Task details
Count the lines that contain the string "want" in the records beneath, and respond with the number only.

Data about app and page elements:
-*-

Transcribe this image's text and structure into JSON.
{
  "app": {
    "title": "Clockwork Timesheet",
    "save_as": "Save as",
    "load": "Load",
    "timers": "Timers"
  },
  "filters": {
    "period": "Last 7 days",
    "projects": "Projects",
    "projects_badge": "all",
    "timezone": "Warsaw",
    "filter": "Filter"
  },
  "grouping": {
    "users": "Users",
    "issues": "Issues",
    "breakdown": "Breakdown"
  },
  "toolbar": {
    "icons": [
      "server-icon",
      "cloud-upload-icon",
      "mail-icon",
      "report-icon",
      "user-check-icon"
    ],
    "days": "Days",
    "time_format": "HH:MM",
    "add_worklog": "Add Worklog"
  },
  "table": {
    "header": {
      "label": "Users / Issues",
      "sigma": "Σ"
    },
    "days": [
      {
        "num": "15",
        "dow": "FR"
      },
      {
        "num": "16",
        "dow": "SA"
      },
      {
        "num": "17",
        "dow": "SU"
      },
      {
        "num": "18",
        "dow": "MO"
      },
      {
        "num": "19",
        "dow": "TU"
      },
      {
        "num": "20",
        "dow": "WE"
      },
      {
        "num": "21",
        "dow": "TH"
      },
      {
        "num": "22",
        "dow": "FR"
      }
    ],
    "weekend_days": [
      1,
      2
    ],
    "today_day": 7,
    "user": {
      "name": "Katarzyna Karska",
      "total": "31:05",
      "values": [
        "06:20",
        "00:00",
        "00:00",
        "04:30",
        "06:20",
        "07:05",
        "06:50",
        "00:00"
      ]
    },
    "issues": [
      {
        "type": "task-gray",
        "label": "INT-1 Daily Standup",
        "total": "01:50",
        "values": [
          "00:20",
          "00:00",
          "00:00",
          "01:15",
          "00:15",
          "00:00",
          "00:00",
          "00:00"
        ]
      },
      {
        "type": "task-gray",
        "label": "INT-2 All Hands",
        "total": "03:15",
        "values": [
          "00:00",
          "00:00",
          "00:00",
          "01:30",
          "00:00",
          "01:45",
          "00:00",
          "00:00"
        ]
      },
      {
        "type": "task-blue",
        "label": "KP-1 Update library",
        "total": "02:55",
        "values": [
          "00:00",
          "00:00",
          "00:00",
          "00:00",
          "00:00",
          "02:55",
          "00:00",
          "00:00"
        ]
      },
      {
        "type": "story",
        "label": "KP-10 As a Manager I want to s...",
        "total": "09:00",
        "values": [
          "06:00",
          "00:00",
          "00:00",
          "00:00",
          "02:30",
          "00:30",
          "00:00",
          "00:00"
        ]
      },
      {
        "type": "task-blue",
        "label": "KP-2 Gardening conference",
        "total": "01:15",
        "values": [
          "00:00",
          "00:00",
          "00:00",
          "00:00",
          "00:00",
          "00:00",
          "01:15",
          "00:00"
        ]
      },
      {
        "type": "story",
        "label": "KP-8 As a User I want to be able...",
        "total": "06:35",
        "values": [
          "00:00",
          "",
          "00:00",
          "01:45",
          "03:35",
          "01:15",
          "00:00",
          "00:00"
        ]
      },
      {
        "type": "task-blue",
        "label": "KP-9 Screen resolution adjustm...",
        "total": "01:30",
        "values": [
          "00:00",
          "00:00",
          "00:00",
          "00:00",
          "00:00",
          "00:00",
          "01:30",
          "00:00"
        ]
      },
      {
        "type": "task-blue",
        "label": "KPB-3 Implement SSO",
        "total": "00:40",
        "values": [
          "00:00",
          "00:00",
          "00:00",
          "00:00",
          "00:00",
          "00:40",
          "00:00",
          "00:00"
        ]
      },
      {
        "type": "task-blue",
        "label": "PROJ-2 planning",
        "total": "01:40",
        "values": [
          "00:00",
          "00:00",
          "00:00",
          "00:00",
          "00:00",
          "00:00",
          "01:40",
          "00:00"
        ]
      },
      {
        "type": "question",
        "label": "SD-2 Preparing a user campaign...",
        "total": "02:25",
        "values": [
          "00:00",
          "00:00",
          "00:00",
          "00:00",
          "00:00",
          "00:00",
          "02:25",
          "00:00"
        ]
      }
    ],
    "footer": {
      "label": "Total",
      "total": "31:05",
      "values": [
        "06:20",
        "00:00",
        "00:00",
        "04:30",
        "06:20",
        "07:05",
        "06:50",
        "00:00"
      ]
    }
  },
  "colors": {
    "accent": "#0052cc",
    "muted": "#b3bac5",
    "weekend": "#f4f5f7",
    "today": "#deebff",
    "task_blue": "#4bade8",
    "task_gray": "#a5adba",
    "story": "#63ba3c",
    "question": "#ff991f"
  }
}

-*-

Exercise response
2